• [EXERCISE DETAILS] Show each line of the data below that has the string "Good" in it.

--- RECORD EXTRACTS Enclosed Below ---

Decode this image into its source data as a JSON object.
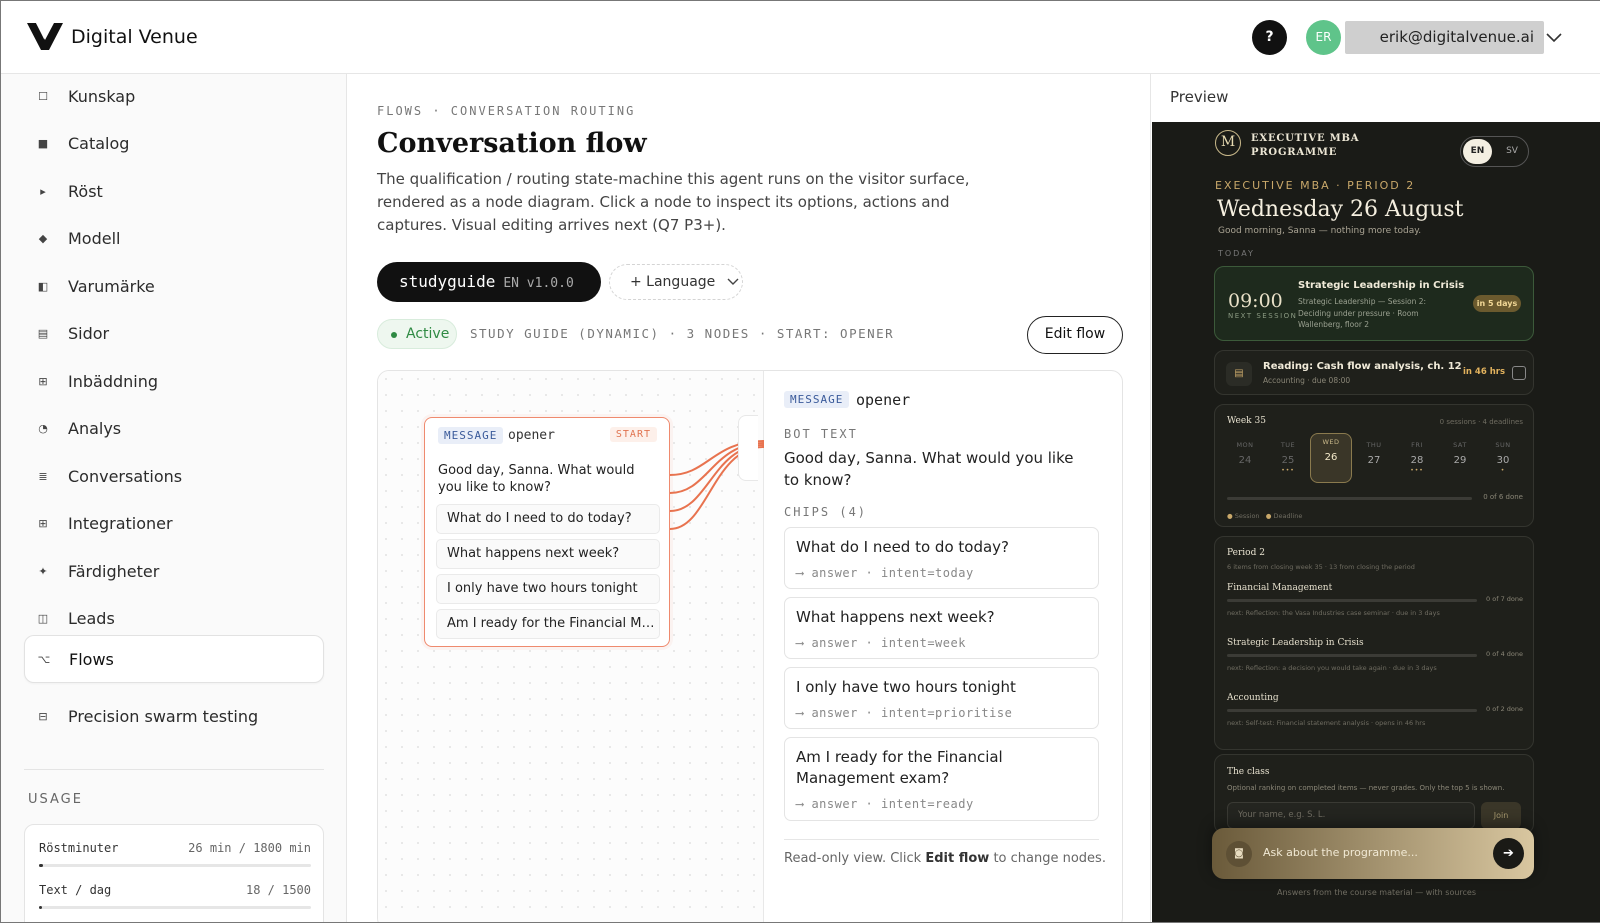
{
  "header": {
    "brand": "Digital Venue",
    "help": "?",
    "avatar_initials": "ER",
    "user_email": "erik@digitalvenue.ai"
  },
  "sidebar": {
    "items": [
      {
        "label": "Kunskap",
        "icon": "square-outline-icon"
      },
      {
        "label": "Catalog",
        "icon": "square-filled-icon"
      },
      {
        "label": "Röst",
        "icon": "play-icon"
      },
      {
        "label": "Modell",
        "icon": "diamond-icon"
      },
      {
        "label": "Varumärke",
        "icon": "half-square-icon"
      },
      {
        "label": "Sidor",
        "icon": "page-icon"
      },
      {
        "label": "Inbäddning",
        "icon": "grid-icon"
      },
      {
        "label": "Analys",
        "icon": "gauge-icon"
      },
      {
        "label": "Conversations",
        "icon": "lines-icon"
      },
      {
        "label": "Integrationer",
        "icon": "plug-grid-icon"
      },
      {
        "label": "Färdigheter",
        "icon": "sparkle-icon"
      },
      {
        "label": "Leads",
        "icon": "columns-icon"
      },
      {
        "label": "Flows",
        "icon": "branch-icon",
        "active": true
      },
      {
        "label": "Precision swarm testing",
        "icon": "stack-icon"
      }
    ],
    "usage": {
      "title": "USAGE",
      "rows": [
        {
          "label": "Röstminuter",
          "value": "26 min / 1800 min",
          "fraction": 0.014
        },
        {
          "label": "Text / dag",
          "value": "18 / 1500",
          "fraction": 0.012
        }
      ]
    }
  },
  "main": {
    "breadcrumb": "FLOWS · CONVERSATION ROUTING",
    "title": "Conversation flow",
    "description": "The qualification / routing state-machine this agent runs on the visitor surface, rendered as a node diagram. Click a node to inspect its options, actions and captures. Visual editing arrives next (Q7 P3+).",
    "flow_tab": {
      "name": "studyguide",
      "sub": "EN v1.0.0"
    },
    "add_language": "+ Language",
    "status": "Active",
    "meta": "STUDY GUIDE (DYNAMIC) · 3 NODES · START: OPENER",
    "edit_flow": "Edit flow",
    "node": {
      "type": "MESSAGE",
      "name": "opener",
      "start": "START",
      "text": "Good day, Sanna. What would you like to know?",
      "chips": [
        "What do I need to do today?",
        "What happens next week?",
        "I only have two hours tonight",
        "Am I ready for the Financial Man..."
      ]
    },
    "inspector": {
      "type": "MESSAGE",
      "name": "opener",
      "bot_text_label": "BOT TEXT",
      "bot_text": "Good day, Sanna. What would you like to know?",
      "chips_label": "CHIPS (4)",
      "chips": [
        {
          "text": "What do I need to do today?",
          "route": "⟶ answer · intent=today"
        },
        {
          "text": "What happens next week?",
          "route": "⟶ answer · intent=week"
        },
        {
          "text": "I only have two hours tonight",
          "route": "⟶ answer · intent=prioritise"
        },
        {
          "text": "Am I ready for the Financial Management exam?",
          "route": "⟶ answer · intent=ready"
        }
      ],
      "note_pre": "Read-only view. Click ",
      "note_bold": "Edit flow",
      "note_post": " to change nodes."
    }
  },
  "preview": {
    "title": "Preview",
    "logo": "M",
    "programme": "EXECUTIVE MBA PROGRAMME",
    "lang_en": "EN",
    "lang_sv": "SV",
    "eyebrow": "EXECUTIVE MBA · PERIOD 2",
    "date": "Wednesday 26 August",
    "greeting": "Good morning, Sanna — nothing more today.",
    "today_label": "TODAY",
    "session": {
      "time": "09:00",
      "next": "NEXT SESSION",
      "title": "Strategic Leadership in Crisis",
      "sub": "Strategic Leadership — Session 2: Deciding under pressure · Room Wallenberg, floor 2",
      "badge": "in 5 days"
    },
    "reading": {
      "title": "Reading: Cash flow analysis, ch. 12",
      "sub": "Accounting · due 08:00",
      "due": "in 46 hrs"
    },
    "week": {
      "title": "Week 35",
      "meta": "0 sessions · 4 deadlines",
      "days": [
        {
          "name": "MON",
          "num": "24",
          "dots": ""
        },
        {
          "name": "TUE",
          "num": "25",
          "dots": "•••"
        },
        {
          "name": "WED",
          "num": "26",
          "dots": ""
        },
        {
          "name": "THU",
          "num": "27",
          "dots": ""
        },
        {
          "name": "FRI",
          "num": "28",
          "dots": "•••"
        },
        {
          "name": "SAT",
          "num": "29",
          "dots": ""
        },
        {
          "name": "SUN",
          "num": "30",
          "dots": "•"
        }
      ],
      "done": "0 of 6 done",
      "legend_session": "Session",
      "legend_deadline": "Deadline"
    },
    "period": {
      "title": "Period 2",
      "sub": "6 items from closing week 35 · 13 from closing the period",
      "courses": [
        {
          "name": "Financial Management",
          "done": "0 of 7 done",
          "next": "next: Reflection: the Vasa Industries case seminar · due in 3 days"
        },
        {
          "name": "Strategic Leadership in Crisis",
          "done": "0 of 4 done",
          "next": "next: Reflection: a decision you would take again · due in 3 days"
        },
        {
          "name": "Accounting",
          "done": "0 of 2 done",
          "next": "next: Self-test: Financial statement analysis · opens in 46 hrs"
        }
      ]
    },
    "class": {
      "title": "The class",
      "sub": "Optional ranking on completed items — never grades. Only the top 5 is shown.",
      "placeholder": "Your name, e.g. S. L.",
      "join": "Join"
    },
    "ask": "Ask about the programme...",
    "footer": "Answers from the course material — with sources"
  }
}
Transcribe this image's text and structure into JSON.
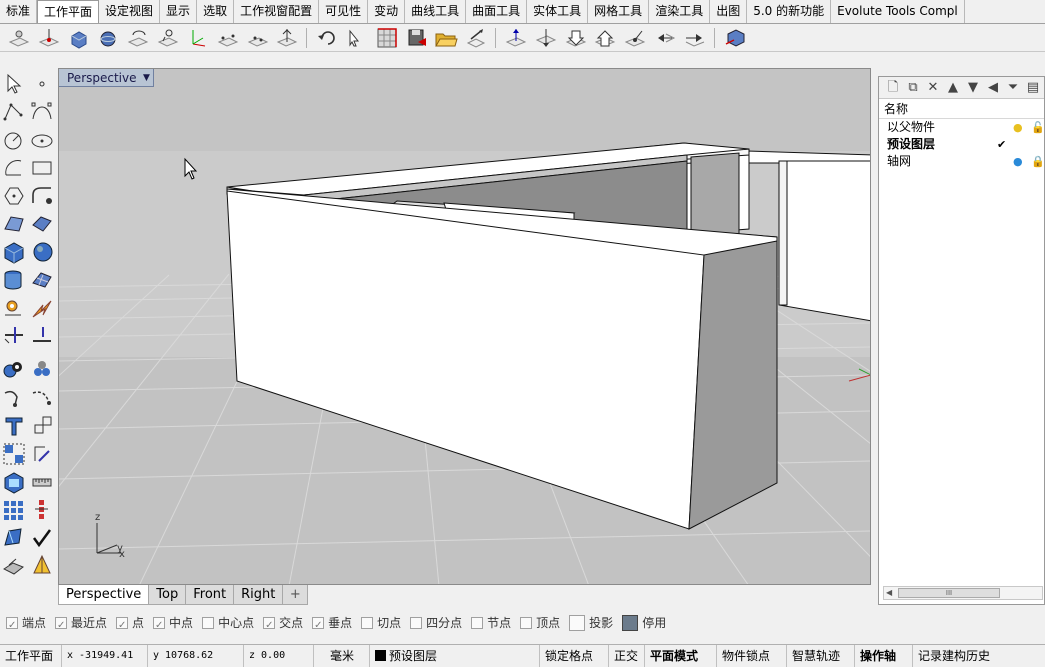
{
  "tabs": [
    "标准",
    "工作平面",
    "设定视图",
    "显示",
    "选取",
    "工作视窗配置",
    "可见性",
    "变动",
    "曲线工具",
    "曲面工具",
    "实体工具",
    "网格工具",
    "渲染工具",
    "出图",
    "5.0 的新功能",
    "Evolute Tools Compl"
  ],
  "active_tab_index": 1,
  "viewport": {
    "title": "Perspective",
    "menu_arrow": "▼",
    "axes": {
      "z": "z",
      "y": "y",
      "x": "x"
    }
  },
  "view_tabs": [
    "Perspective",
    "Top",
    "Front",
    "Right"
  ],
  "view_tab_add": "+",
  "layers_panel": {
    "header": "名称",
    "layers": [
      {
        "name": "以父物件",
        "current": false,
        "light": "bulb-on-yellow",
        "lock": "unlocked"
      },
      {
        "name": "预设图层",
        "current": true,
        "check": "✔"
      },
      {
        "name": "轴网",
        "current": false,
        "light": "bulb-on-blue",
        "lock": "locked"
      }
    ],
    "scroll_grip": "III"
  },
  "osnaps": [
    {
      "label": "端点",
      "checked": true
    },
    {
      "label": "最近点",
      "checked": true
    },
    {
      "label": "点",
      "checked": true
    },
    {
      "label": "中点",
      "checked": true
    },
    {
      "label": "中心点",
      "checked": false
    },
    {
      "label": "交点",
      "checked": true
    },
    {
      "label": "垂点",
      "checked": true
    },
    {
      "label": "切点",
      "checked": false
    },
    {
      "label": "四分点",
      "checked": false
    },
    {
      "label": "节点",
      "checked": false
    },
    {
      "label": "顶点",
      "checked": false
    },
    {
      "label": "投影",
      "checked": false
    },
    {
      "label": "停用",
      "checked": true
    }
  ],
  "status": {
    "cplane": "工作平面",
    "x": "x -31949.41",
    "y": "y 10768.62",
    "z": "z 0.00",
    "units": "毫米",
    "layer": "预设图层",
    "buttons": [
      {
        "label": "锁定格点",
        "bold": false
      },
      {
        "label": "正交",
        "bold": false
      },
      {
        "label": "平面模式",
        "bold": true
      },
      {
        "label": "物件锁点",
        "bold": false
      },
      {
        "label": "智慧轨迹",
        "bold": false
      },
      {
        "label": "操作轴",
        "bold": true
      },
      {
        "label": "记录建构历史",
        "bold": false
      }
    ]
  }
}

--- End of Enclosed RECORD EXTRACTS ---

• [TASK OUTPUT]
      "text": "Good day, Sanna. What would you like to know?",
      "bot_text": "Good day, Sanna. What would you like to know?",
    "greeting": "Good morning, Sanna — nothing more today.",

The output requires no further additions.